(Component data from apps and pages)
++++

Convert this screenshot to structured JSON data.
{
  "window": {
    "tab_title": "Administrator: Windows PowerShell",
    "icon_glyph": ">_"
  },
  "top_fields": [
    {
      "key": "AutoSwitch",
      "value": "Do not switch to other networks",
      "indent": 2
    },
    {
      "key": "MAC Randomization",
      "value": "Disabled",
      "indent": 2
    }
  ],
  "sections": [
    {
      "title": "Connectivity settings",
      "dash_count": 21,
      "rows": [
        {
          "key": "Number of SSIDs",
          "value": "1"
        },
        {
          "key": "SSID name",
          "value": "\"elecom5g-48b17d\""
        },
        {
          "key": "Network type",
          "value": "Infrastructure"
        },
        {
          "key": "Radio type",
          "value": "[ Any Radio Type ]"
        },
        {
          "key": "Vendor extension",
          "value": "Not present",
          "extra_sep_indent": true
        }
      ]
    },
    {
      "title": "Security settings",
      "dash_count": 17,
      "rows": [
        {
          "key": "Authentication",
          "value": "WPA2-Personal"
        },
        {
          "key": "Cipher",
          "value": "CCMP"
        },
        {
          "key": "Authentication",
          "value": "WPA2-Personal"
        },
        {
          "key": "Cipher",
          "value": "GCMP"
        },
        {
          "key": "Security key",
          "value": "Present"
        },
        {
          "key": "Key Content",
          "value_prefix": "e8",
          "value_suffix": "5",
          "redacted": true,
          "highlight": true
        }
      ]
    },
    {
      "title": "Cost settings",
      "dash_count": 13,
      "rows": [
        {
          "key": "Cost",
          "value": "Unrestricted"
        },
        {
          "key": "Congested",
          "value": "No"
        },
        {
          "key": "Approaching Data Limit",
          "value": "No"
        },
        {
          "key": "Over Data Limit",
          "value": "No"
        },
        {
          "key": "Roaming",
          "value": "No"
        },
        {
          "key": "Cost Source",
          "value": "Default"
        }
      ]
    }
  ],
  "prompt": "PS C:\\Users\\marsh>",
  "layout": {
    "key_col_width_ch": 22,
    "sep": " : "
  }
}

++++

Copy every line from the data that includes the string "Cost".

#### [Solution to the exercise]
      "title": "Cost settings",
          "key": "Cost",
          "key": "Cost Source",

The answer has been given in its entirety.